Nowadays, there is a bewildering choice of fly fishing reels, and modern fly reels are now much more than early fly reels which were just intended as a convenient means of transporting the fly line to and from the water. Improvements in materials, technology and engineering have produced different fly reels for different fish species, tactics and locations, not to mention the whims and desires of fly fishermen!
Fly fishing reels are described as either ‘Mid-Arbour’, or in the case of the larger diameter models, ‘Large Arbour’ fly reels. Some come with one spool, some are ‘Cassette’ reels which come with numerous spools, allowing you to have a large range of different fly lines without having to buy multiple reels. Standard fly reels usually employ a simple ‘click-check’ braking system to prevent any excessive over-run, which can cause tangles, and these are still adequate for a lot of fly fishing. Smaller fish can be landed by simple ‘hand-lining’ with no real use of the reel. If needs be, the tension of the line when playing a fish can be further controlled by the fisherman’s finger pressure on the spool rim.

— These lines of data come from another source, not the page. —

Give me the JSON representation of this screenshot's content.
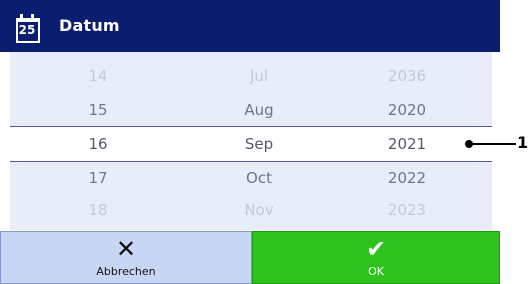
{
  "header": {
    "icon": "calendar-icon",
    "icon_day": "25",
    "title": "Datum"
  },
  "picker": {
    "rows": [
      {
        "day": "14",
        "month": "Jul",
        "year": "2036",
        "state": "faded"
      },
      {
        "day": "15",
        "month": "Aug",
        "year": "2020",
        "state": "normal"
      },
      {
        "day": "16",
        "month": "Sep",
        "year": "2021",
        "state": "selected"
      },
      {
        "day": "17",
        "month": "Oct",
        "year": "2022",
        "state": "normal"
      },
      {
        "day": "18",
        "month": "Nov",
        "year": "2023",
        "state": "faded"
      }
    ]
  },
  "footer": {
    "cancel_icon": "close-icon",
    "cancel_label": "Abbrechen",
    "ok_icon": "checkmark-icon",
    "ok_label": "OK"
  },
  "callout": {
    "label": "1"
  },
  "colors": {
    "titlebar": "#0b1d6e",
    "picker_bg": "#e8edf9",
    "cancel_bg": "#c8d6f5",
    "ok_bg": "#2dc21c"
  }
}
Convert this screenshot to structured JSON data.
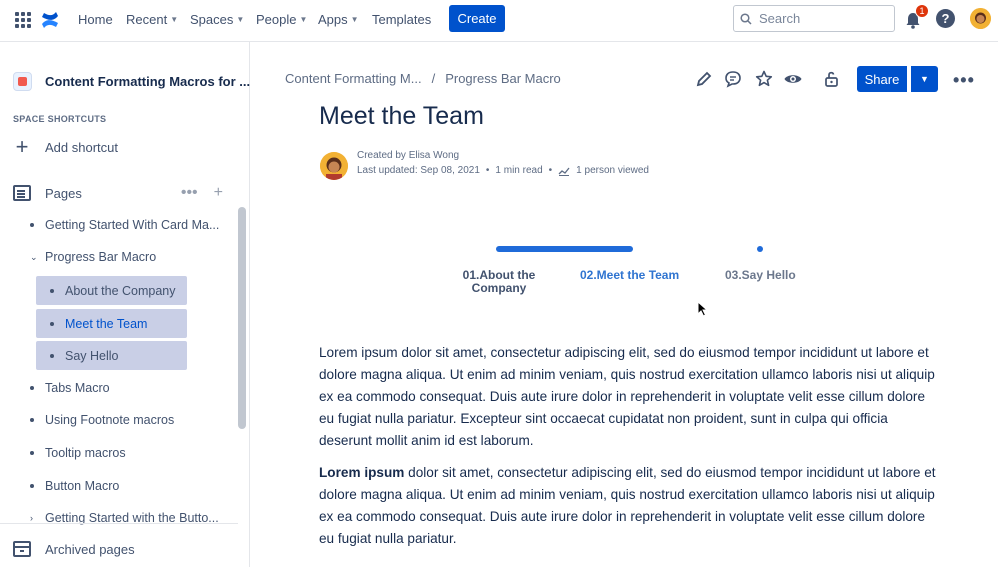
{
  "topnav": {
    "home": "Home",
    "recent": "Recent",
    "spaces": "Spaces",
    "people": "People",
    "apps": "Apps",
    "templates": "Templates",
    "create": "Create",
    "search_placeholder": "Search",
    "notification_count": "1",
    "help": "?"
  },
  "sidebar": {
    "space_title": "Content Formatting Macros for ...",
    "shortcuts_label": "SPACE SHORTCUTS",
    "add_shortcut": "Add shortcut",
    "pages_label": "Pages",
    "items": [
      {
        "label": "Getting Started With Card Ma..."
      },
      {
        "label": "Progress Bar Macro"
      },
      {
        "label": "About the Company"
      },
      {
        "label": "Meet the Team"
      },
      {
        "label": "Say Hello"
      },
      {
        "label": "Tabs Macro"
      },
      {
        "label": "Using Footnote macros"
      },
      {
        "label": "Tooltip macros"
      },
      {
        "label": "Button Macro"
      },
      {
        "label": "Getting Started with the Butto..."
      }
    ],
    "archived": "Archived pages"
  },
  "breadcrumb": {
    "parent": "Content Formatting M...",
    "separator": "/",
    "current": "Progress Bar Macro"
  },
  "toolbar": {
    "share": "Share"
  },
  "page": {
    "title": "Meet the Team",
    "created_by": "Created by Elisa Wong",
    "last_updated": "Last updated: Sep 08, 2021",
    "read_time": "1 min read",
    "viewed": "1 person viewed"
  },
  "progress": {
    "steps": [
      {
        "line1": "01.About the",
        "line2": "Company"
      },
      {
        "line1": "02.Meet the Team",
        "line2": ""
      },
      {
        "line1": "03.Say Hello",
        "line2": ""
      }
    ],
    "current_step": 2,
    "colors": {
      "active": "#1f6bd9",
      "text_active": "#2f74d0"
    }
  },
  "body": {
    "para1": "Lorem ipsum dolor sit amet, consectetur adipiscing elit, sed do eiusmod tempor incididunt ut labore et dolore magna aliqua. Ut enim ad minim veniam, quis nostrud exercitation ullamco laboris nisi ut aliquip ex ea commodo consequat. Duis aute irure dolor in reprehenderit in voluptate velit esse cillum dolore eu fugiat nulla pariatur. Excepteur sint occaecat cupidatat non proident, sunt in culpa qui officia deserunt mollit anim id est laborum.",
    "para2_bold": "Lorem ipsum",
    "para2_rest": " dolor sit amet, consectetur adipiscing elit, sed do eiusmod tempor incididunt ut labore et dolore magna aliqua. Ut enim ad minim veniam, quis nostrud exercitation ullamco laboris nisi ut aliquip ex ea commodo consequat. Duis aute irure dolor in reprehenderit in voluptate velit esse cillum dolore eu fugiat nulla pariatur."
  },
  "colors": {
    "brand": "#0052cc",
    "sidebar_selected": "#c9cfe6",
    "badge": "#de350b"
  }
}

Fly reels with a drag do the same as a brake on a car wheel, it is adjusted by a small dial. A drum or two discs can be tightened together which then controls the speed of the spool, which in turn controls the tension and speed of the line that a fish can pull off the reel when being played. The simple drag systems on budget fly reels are perfectly adequate for most medium sized fish. Greys fly reels contain a super range of lightweight alloy fly reels, which are ideal for lighter rods and tactics such as river fishing / small to medium size trout fishing lakes.
Lighter, better and stronger are the key qualities in more extreme locations, and Greys, Orvis, Loop, Scierra and Wychwood all supply quality disc drag fly reels in high-grade alloys with more sophisticated drag systems which will cope with both the conditions and the fish!